Also on this record is one of my favorites, Larry Tagg’s “Waiting For the Worm To Turn.” Lyle’s guitar parts are great, and Todd’s production is just right. When we were touring in Europe, Island Records in London wanted to make a video of the song, thinking it would be the next single. So we did, but I never saw the results until it showed up on YouTube 25 years later. It’s a little strange, but funny…

Todd liked our band so much we backed him on his Nearly Human album, and Larry, Lyle, and Michael toured with him. (I was off making my first solo record.) But we have remained friends over the years, and so it was natural to ask him to contribute some vocals to the song “Poor Me” on Don’t Look Back. Larry, Michael, and Lyle are also represented together on the song “Psycho,” and Larry and Mike return on “The High Road.”

Below is a picture of an event called “Condommania,” an AIDS-awareness event which we played with Todd in 1987. Todd is dressed in a rubber wading suit, and I have on a necklace of condoms.

Todd with BT

Album Review

This is a fun little record -- and unfortunately the last for this group with hot, catchy songwriting not too over the top with '80s cliché. Clever wordplay is a strong point in their songwriting -- akin to Elvis Costello without all the sarcasm.
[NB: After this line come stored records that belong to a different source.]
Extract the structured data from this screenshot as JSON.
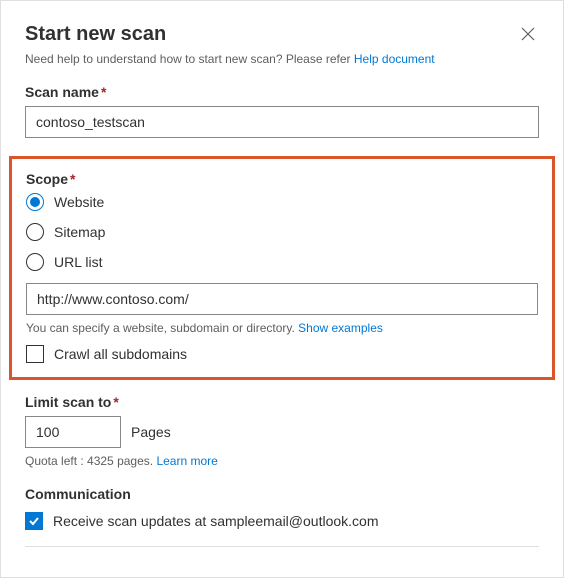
{
  "header": {
    "title": "Start new scan",
    "help_prefix": "Need help to understand how to start new scan? Please refer ",
    "help_link": "Help document"
  },
  "scan_name": {
    "label": "Scan name",
    "value": "contoso_testscan"
  },
  "scope": {
    "label": "Scope",
    "options": {
      "website": "Website",
      "sitemap": "Sitemap",
      "urllist": "URL list"
    },
    "selected": "website",
    "url_value": "http://www.contoso.com/",
    "hint_prefix": "You can specify a website, subdomain or directory. ",
    "hint_link": "Show examples",
    "crawl_label": "Crawl all subdomains",
    "crawl_checked": false
  },
  "limit": {
    "label": "Limit scan to",
    "value": "100",
    "unit": "Pages",
    "quota_prefix": "Quota left : 4325 pages. ",
    "quota_link": "Learn more"
  },
  "communication": {
    "label": "Communication",
    "receive_label": "Receive scan updates at sampleemail@outlook.com",
    "receive_checked": true
  }
}
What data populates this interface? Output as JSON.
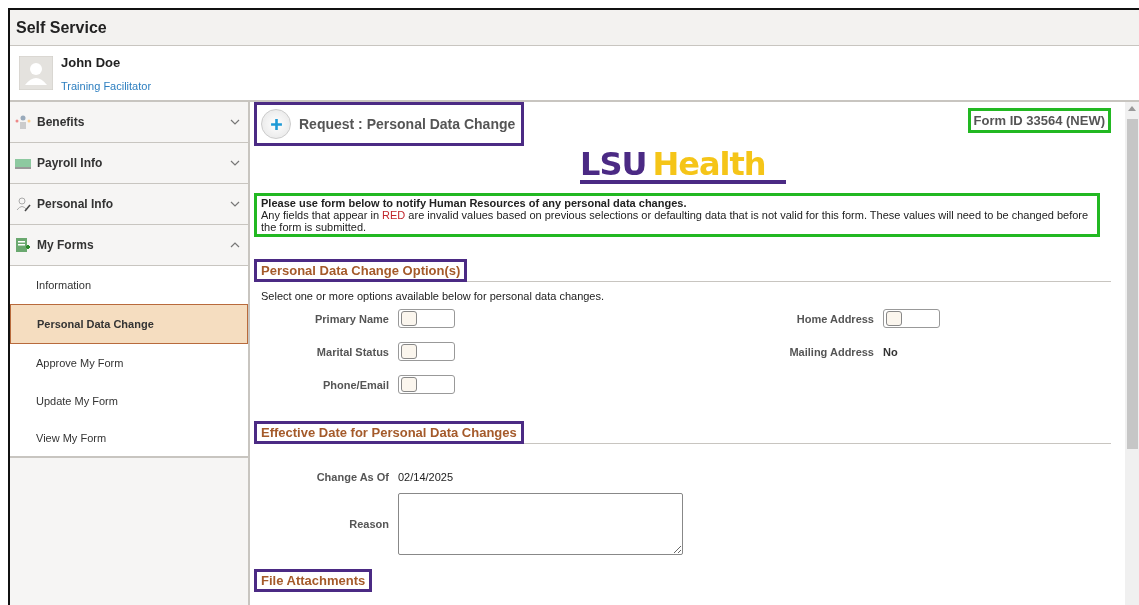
{
  "header": {
    "title": "Self Service"
  },
  "profile": {
    "name": "John Doe",
    "role": "Training Facilitator"
  },
  "sidebar": {
    "groups": [
      {
        "label": "Benefits",
        "kind": "benefits",
        "expanded": false
      },
      {
        "label": "Payroll Info",
        "kind": "payroll",
        "expanded": false
      },
      {
        "label": "Personal Info",
        "kind": "personal",
        "expanded": false
      },
      {
        "label": "My Forms",
        "kind": "forms",
        "expanded": true,
        "children": [
          {
            "label": "Information",
            "selected": false
          },
          {
            "label": "Personal Data Change",
            "selected": true
          },
          {
            "label": "Approve My Form",
            "selected": false
          },
          {
            "label": "Update My Form",
            "selected": false
          },
          {
            "label": "View My Form",
            "selected": false
          }
        ]
      }
    ]
  },
  "page": {
    "title": "Request :  Personal Data Change",
    "form_id": "Form ID 33564 (NEW)",
    "logo": {
      "left": "LSU",
      "right": "Health"
    },
    "notice": {
      "heading": "Please use form below to notify Human Resources of any personal data changes.",
      "before": "Any fields that appear in ",
      "red": "RED",
      "after": " are invalid values based on previous selections or defaulting data that is not valid for this form.  These values will need to be changed before the form is submitted."
    },
    "options_section": {
      "heading": "Personal Data Change Option(s)",
      "intro": "Select one or more options available below for personal data changes.",
      "left": [
        {
          "label": "Primary Name",
          "kind": "toggle",
          "on": false
        },
        {
          "label": "Marital Status",
          "kind": "toggle",
          "on": false
        },
        {
          "label": "Phone/Email",
          "kind": "toggle",
          "on": false
        }
      ],
      "right": [
        {
          "label": "Home Address",
          "kind": "toggle",
          "on": false
        },
        {
          "label": "Mailing Address",
          "kind": "text",
          "value": "No"
        }
      ]
    },
    "effective_section": {
      "heading": "Effective Date for Personal Data Changes",
      "change_as_of_label": "Change As Of",
      "change_as_of": "02/14/2025",
      "reason_label": "Reason"
    },
    "attachments_section": {
      "heading": "File Attachments"
    }
  }
}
Not a weak song here -- every song is loaded with smart pop hooks and intelligent lyrics -- the only weak point coming with the use of the name "Frankie" as the character in an otherwise fantastic song "15 Minutes in the Sun." Single "I Don't Mind at All" is very pretty, with syncopated rhythms, string arrangements, and great acoustic guitar work by Lyle Workman. Great closing number -- "Coma" -- has an unexpected, almost transcendental ending. The listener also finds nice percussion work on "What's Wrong With This Picture" -- a sad song about infidelity. One of the finest examples of '80s power pop one is likely to find.
- Mark Allender-allmusic.com